> _WHAT THIS TASK INVOLVES_:
From the material below, return every line that includes "knife".

> _EXERCISE MATERIAL_:
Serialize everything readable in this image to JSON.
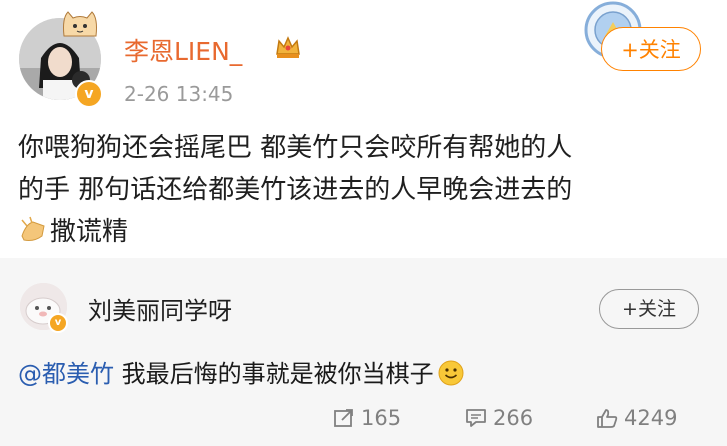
{
  "post": {
    "author": "李恩LIEN_",
    "timestamp": "2-26 13:45",
    "follow_label": "+关注",
    "content_lines": [
      "你喂狗狗还会摇尾巴 都美竹只会咬所有帮她的人",
      "的手 那句话还给都美竹该进去的人早晚会进去的",
      "撒谎精"
    ],
    "icons": [
      "cat-decoration-icon",
      "crown-icon",
      "verified-badge-icon",
      "club-crest-icon",
      "clap-emoji-icon"
    ],
    "colors": {
      "username": "#e8692f",
      "follow": "#ff8200",
      "badge": "#f5a623"
    }
  },
  "comment": {
    "author": "刘美丽同学呀",
    "follow_label": "+关注",
    "mention": "@都美竹",
    "text": " 我最后悔的事就是被你当棋子",
    "icons": [
      "smile-emoji-icon"
    ],
    "colors": {
      "mention": "#2a5db0",
      "background": "#f6f6f6"
    }
  },
  "actions": {
    "reposts": "165",
    "comments": "266",
    "likes": "4249",
    "icons": [
      "repost-icon",
      "comment-icon",
      "like-icon"
    ]
  }
}
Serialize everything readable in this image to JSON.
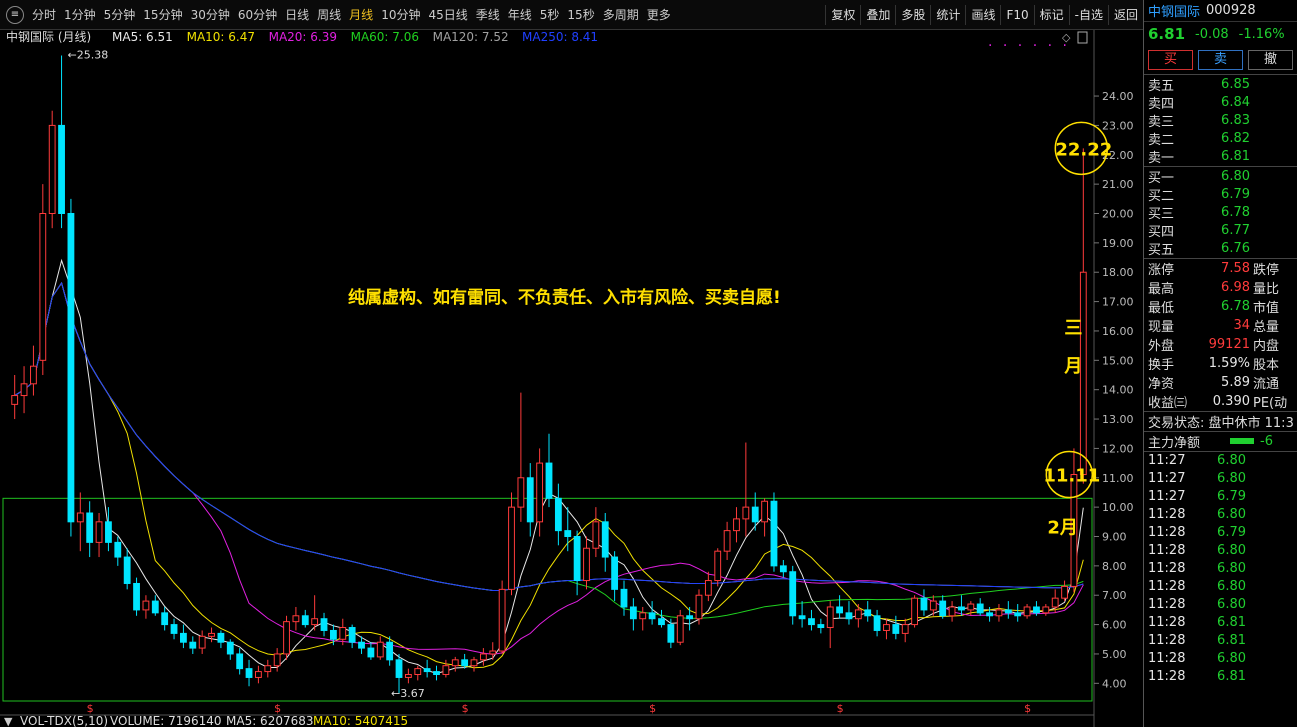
{
  "toolbar": {
    "periods": [
      "分时",
      "1分钟",
      "5分钟",
      "15分钟",
      "30分钟",
      "60分钟",
      "日线",
      "周线",
      "月线",
      "10分钟",
      "45日线",
      "季线",
      "年线",
      "5秒",
      "15秒",
      "多周期",
      "更多"
    ],
    "active_period": "月线",
    "tools": [
      "复权",
      "叠加",
      "多股",
      "统计",
      "画线",
      "F10",
      "标记",
      "-自选",
      "返回"
    ]
  },
  "stock": {
    "name": "中钢国际",
    "code": "000928",
    "price": "6.81",
    "change": "-0.08",
    "change_pct": "-1.16%"
  },
  "trade_buttons": [
    "买",
    "卖",
    "撤"
  ],
  "order_book": {
    "sells": [
      {
        "label": "卖五",
        "price": "6.85"
      },
      {
        "label": "卖四",
        "price": "6.84"
      },
      {
        "label": "卖三",
        "price": "6.83"
      },
      {
        "label": "卖二",
        "price": "6.82"
      },
      {
        "label": "卖一",
        "price": "6.81"
      }
    ],
    "buys": [
      {
        "label": "买一",
        "price": "6.80"
      },
      {
        "label": "买二",
        "price": "6.79"
      },
      {
        "label": "买三",
        "price": "6.78"
      },
      {
        "label": "买四",
        "price": "6.77"
      },
      {
        "label": "买五",
        "price": "6.76"
      }
    ]
  },
  "stats": [
    {
      "label": "涨停",
      "value": "7.58",
      "label2": "跌停",
      "color": "#ff3b3b"
    },
    {
      "label": "最高",
      "value": "6.98",
      "label2": "量比",
      "color": "#ff3b3b"
    },
    {
      "label": "最低",
      "value": "6.78",
      "label2": "市值",
      "color": "#20d030"
    },
    {
      "label": "现量",
      "value": "34",
      "label2": "总量",
      "color": "#ff3b3b"
    },
    {
      "label": "外盘",
      "value": "99121",
      "label2": "内盘",
      "color": "#ff3b3b"
    },
    {
      "label": "换手",
      "value": "1.59%",
      "label2": "股本",
      "color": "#e6e6e6"
    },
    {
      "label": "净资",
      "value": "5.89",
      "label2": "流通",
      "color": "#e6e6e6"
    },
    {
      "label": "收益㈢",
      "value": "0.390",
      "label2": "PE(动",
      "color": "#e6e6e6"
    }
  ],
  "status": "交易状态: 盘中休市 11:3",
  "main_flow": {
    "label": "主力净额",
    "value": "-6"
  },
  "ticks": [
    {
      "time": "11:27",
      "price": "6.80"
    },
    {
      "time": "11:27",
      "price": "6.80"
    },
    {
      "time": "11:27",
      "price": "6.79"
    },
    {
      "time": "11:28",
      "price": "6.80"
    },
    {
      "time": "11:28",
      "price": "6.79"
    },
    {
      "time": "11:28",
      "price": "6.80"
    },
    {
      "time": "11:28",
      "price": "6.80"
    },
    {
      "time": "11:28",
      "price": "6.80"
    },
    {
      "time": "11:28",
      "price": "6.80"
    },
    {
      "time": "11:28",
      "price": "6.81"
    },
    {
      "time": "11:28",
      "price": "6.81"
    },
    {
      "time": "11:28",
      "price": "6.80"
    },
    {
      "time": "11:28",
      "price": "6.81"
    }
  ],
  "colors": {
    "up": "#ff3b3b",
    "down": "#00e5ff",
    "ma5": "#e8e8e8",
    "ma10": "#f0e000",
    "ma20": "#e020e0",
    "ma60": "#20d020",
    "ma120": "#a0a0a0",
    "ma250": "#2040ff",
    "annotation": "#ffe000"
  },
  "chart_data": {
    "type": "candlestick",
    "title": "中钢国际 (月线)",
    "ma_legend": [
      {
        "name": "MA5",
        "value": "6.51",
        "color": "#e8e8e8"
      },
      {
        "name": "MA10",
        "value": "6.47",
        "color": "#f0e000"
      },
      {
        "name": "MA20",
        "value": "6.39",
        "color": "#e020e0"
      },
      {
        "name": "MA60",
        "value": "7.06",
        "color": "#20d020"
      },
      {
        "name": "MA120",
        "value": "7.52",
        "color": "#a0a0a0"
      },
      {
        "name": "MA250",
        "value": "8.41",
        "color": "#2040ff"
      }
    ],
    "y_ticks": [
      "24.00",
      "23.00",
      "22.00",
      "21.00",
      "20.00",
      "19.00",
      "18.00",
      "17.00",
      "16.00",
      "15.00",
      "14.00",
      "13.00",
      "12.00",
      "11.00",
      "10.00",
      "9.00",
      "8.00",
      "7.00",
      "6.00",
      "5.00",
      "4.00"
    ],
    "ylim": [
      3.5,
      25.5
    ],
    "candles": [
      [
        13.5,
        14.5,
        13.0,
        13.8
      ],
      [
        13.8,
        14.8,
        13.2,
        14.2
      ],
      [
        14.2,
        15.5,
        13.8,
        14.8
      ],
      [
        15.0,
        21.0,
        14.5,
        20.0
      ],
      [
        20.0,
        23.5,
        19.5,
        23.0
      ],
      [
        23.0,
        25.38,
        19.5,
        20.0
      ],
      [
        20.0,
        20.5,
        9.0,
        9.5
      ],
      [
        9.5,
        10.5,
        8.5,
        9.8
      ],
      [
        9.8,
        10.2,
        8.3,
        8.8
      ],
      [
        8.8,
        9.8,
        8.3,
        9.5
      ],
      [
        9.5,
        10.0,
        8.5,
        8.8
      ],
      [
        8.8,
        9.0,
        8.0,
        8.3
      ],
      [
        8.3,
        8.6,
        7.2,
        7.4
      ],
      [
        7.4,
        7.6,
        6.3,
        6.5
      ],
      [
        6.5,
        7.0,
        6.2,
        6.8
      ],
      [
        6.8,
        7.0,
        6.3,
        6.4
      ],
      [
        6.4,
        6.6,
        5.8,
        6.0
      ],
      [
        6.0,
        6.2,
        5.5,
        5.7
      ],
      [
        5.7,
        6.0,
        5.2,
        5.4
      ],
      [
        5.4,
        5.6,
        5.0,
        5.2
      ],
      [
        5.2,
        5.8,
        5.0,
        5.6
      ],
      [
        5.6,
        5.9,
        5.4,
        5.7
      ],
      [
        5.7,
        5.8,
        5.2,
        5.4
      ],
      [
        5.4,
        5.5,
        4.8,
        5.0
      ],
      [
        5.0,
        5.2,
        4.3,
        4.5
      ],
      [
        4.5,
        4.8,
        3.9,
        4.2
      ],
      [
        4.2,
        4.6,
        4.0,
        4.4
      ],
      [
        4.4,
        4.8,
        4.2,
        4.6
      ],
      [
        4.6,
        5.2,
        4.4,
        5.0
      ],
      [
        5.0,
        6.3,
        4.8,
        6.1
      ],
      [
        6.1,
        6.6,
        5.8,
        6.3
      ],
      [
        6.3,
        6.5,
        5.9,
        6.0
      ],
      [
        6.0,
        7.0,
        5.8,
        6.2
      ],
      [
        6.2,
        6.4,
        5.6,
        5.8
      ],
      [
        5.8,
        6.0,
        5.3,
        5.5
      ],
      [
        5.5,
        6.2,
        5.3,
        5.9
      ],
      [
        5.9,
        6.0,
        5.2,
        5.4
      ],
      [
        5.4,
        5.6,
        5.0,
        5.2
      ],
      [
        5.2,
        5.4,
        4.8,
        4.9
      ],
      [
        4.9,
        5.6,
        4.8,
        5.4
      ],
      [
        5.4,
        5.6,
        4.6,
        4.8
      ],
      [
        4.8,
        5.0,
        3.67,
        4.2
      ],
      [
        4.2,
        4.5,
        4.0,
        4.3
      ],
      [
        4.3,
        4.6,
        4.1,
        4.5
      ],
      [
        4.5,
        4.8,
        4.2,
        4.4
      ],
      [
        4.4,
        4.6,
        4.1,
        4.3
      ],
      [
        4.3,
        4.8,
        4.2,
        4.6
      ],
      [
        4.6,
        4.9,
        4.4,
        4.8
      ],
      [
        4.8,
        5.0,
        4.5,
        4.6
      ],
      [
        4.6,
        4.9,
        4.4,
        4.8
      ],
      [
        4.8,
        5.2,
        4.6,
        5.0
      ],
      [
        5.0,
        5.4,
        4.8,
        5.1
      ],
      [
        5.1,
        7.5,
        5.0,
        7.2
      ],
      [
        7.2,
        10.5,
        7.0,
        10.0
      ],
      [
        10.0,
        13.9,
        9.5,
        11.0
      ],
      [
        11.0,
        11.5,
        9.0,
        9.5
      ],
      [
        9.5,
        12.0,
        9.0,
        11.5
      ],
      [
        11.5,
        12.5,
        10.0,
        10.3
      ],
      [
        10.3,
        10.8,
        8.7,
        9.2
      ],
      [
        9.2,
        10.0,
        8.5,
        9.0
      ],
      [
        9.0,
        9.2,
        7.0,
        7.5
      ],
      [
        7.5,
        9.0,
        7.2,
        8.6
      ],
      [
        8.6,
        10.0,
        8.3,
        9.5
      ],
      [
        9.5,
        9.8,
        7.8,
        8.3
      ],
      [
        8.3,
        8.5,
        6.8,
        7.2
      ],
      [
        7.2,
        7.5,
        6.3,
        6.6
      ],
      [
        6.6,
        6.9,
        5.8,
        6.2
      ],
      [
        6.2,
        6.6,
        5.8,
        6.4
      ],
      [
        6.4,
        6.8,
        6.0,
        6.2
      ],
      [
        6.2,
        6.5,
        5.9,
        6.0
      ],
      [
        6.0,
        6.2,
        5.2,
        5.4
      ],
      [
        5.4,
        6.5,
        5.3,
        6.3
      ],
      [
        6.3,
        6.6,
        5.8,
        6.2
      ],
      [
        6.2,
        7.2,
        6.0,
        7.0
      ],
      [
        7.0,
        7.8,
        6.8,
        7.5
      ],
      [
        7.5,
        8.6,
        7.3,
        8.5
      ],
      [
        8.5,
        9.5,
        8.2,
        9.2
      ],
      [
        9.2,
        10.0,
        8.8,
        9.6
      ],
      [
        9.6,
        12.2,
        9.0,
        10.0
      ],
      [
        10.0,
        10.5,
        9.2,
        9.5
      ],
      [
        9.5,
        10.3,
        9.0,
        10.2
      ],
      [
        10.2,
        10.5,
        7.8,
        8.0
      ],
      [
        8.0,
        8.2,
        7.6,
        7.8
      ],
      [
        7.8,
        8.0,
        6.0,
        6.3
      ],
      [
        6.3,
        6.8,
        5.9,
        6.2
      ],
      [
        6.2,
        6.5,
        5.8,
        6.0
      ],
      [
        6.0,
        6.2,
        5.7,
        5.9
      ],
      [
        5.9,
        6.8,
        5.2,
        6.6
      ],
      [
        6.6,
        7.0,
        6.2,
        6.4
      ],
      [
        6.4,
        6.8,
        6.0,
        6.2
      ],
      [
        6.2,
        6.7,
        5.9,
        6.5
      ],
      [
        6.5,
        6.8,
        6.1,
        6.3
      ],
      [
        6.3,
        6.5,
        5.6,
        5.8
      ],
      [
        5.8,
        6.2,
        5.5,
        6.0
      ],
      [
        6.0,
        6.3,
        5.5,
        5.7
      ],
      [
        5.7,
        6.2,
        5.4,
        6.0
      ],
      [
        6.0,
        7.0,
        5.9,
        6.9
      ],
      [
        6.9,
        7.2,
        6.3,
        6.5
      ],
      [
        6.5,
        7.0,
        6.3,
        6.8
      ],
      [
        6.8,
        7.0,
        6.2,
        6.3
      ],
      [
        6.3,
        6.8,
        6.1,
        6.6
      ],
      [
        6.6,
        7.0,
        6.3,
        6.5
      ],
      [
        6.5,
        6.8,
        6.3,
        6.7
      ],
      [
        6.7,
        6.9,
        6.3,
        6.4
      ],
      [
        6.4,
        6.6,
        6.1,
        6.3
      ],
      [
        6.3,
        6.7,
        6.1,
        6.5
      ],
      [
        6.5,
        6.8,
        6.2,
        6.4
      ],
      [
        6.4,
        6.7,
        6.1,
        6.3
      ],
      [
        6.3,
        6.7,
        6.2,
        6.6
      ],
      [
        6.6,
        6.8,
        6.3,
        6.4
      ],
      [
        6.4,
        6.7,
        6.3,
        6.6
      ],
      [
        6.6,
        7.2,
        6.4,
        6.9
      ],
      [
        6.9,
        7.5,
        6.8,
        7.3
      ],
      [
        7.3,
        12.0,
        7.1,
        11.11
      ],
      [
        11.11,
        22.22,
        10.8,
        18.0
      ]
    ],
    "annotations": {
      "high_label": "25.38",
      "low_label": "3.67",
      "disclaimer": "纯属虚构、如有雷同、不负责任、入市有风险、买卖自愿!",
      "circle_top": "22.22",
      "circle_mid": "11.11",
      "march_label": "三月",
      "feb_label": "2月"
    },
    "volume_legend": {
      "name": "VOL-TDX(5,10)",
      "volume": "VOLUME: 7196140",
      "ma5": "MA5: 6207683",
      "ma10": "MA10: 5407415"
    }
  }
}
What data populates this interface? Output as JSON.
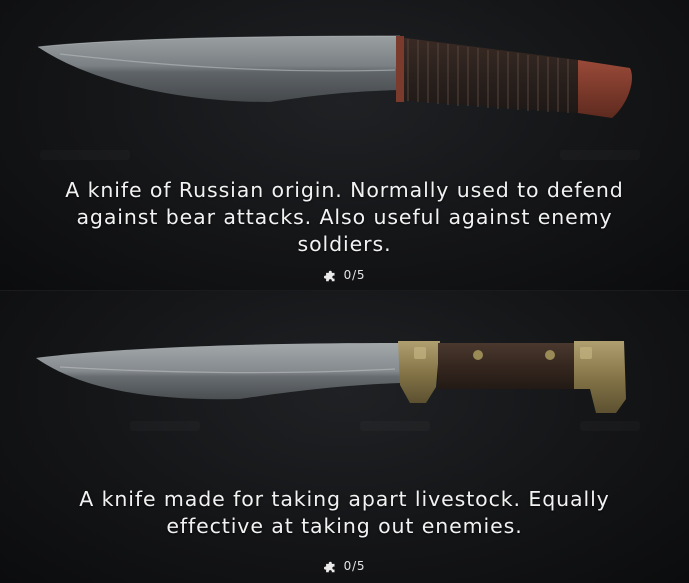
{
  "items": [
    {
      "name": "russian-knife",
      "description_lines": [
        "A knife of Russian origin. Normally used to defend",
        "against bear attacks. Also useful against enemy",
        "soldiers."
      ],
      "collectible_icon": "puzzle-piece-icon",
      "collectible_progress": "0/5"
    },
    {
      "name": "butcher-knife",
      "description_lines": [
        "A knife made for taking apart livestock. Equally",
        "effective at taking out enemies."
      ],
      "collectible_icon": "puzzle-piece-icon",
      "collectible_progress": "0/5"
    }
  ],
  "colors": {
    "background": "#141517",
    "text": "#f2f2f2",
    "blade": "#8a8f93",
    "leather_handle": "#6b3427",
    "wood_handle": "#3b2c24",
    "brass": "#8a7a48"
  }
}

> _THE ANSWER_:
      "name": "russian-knife",
        "A knife of Russian origin. Normally used to defend",
      "name": "butcher-knife",
        "A knife made for taking apart livestock. Equally",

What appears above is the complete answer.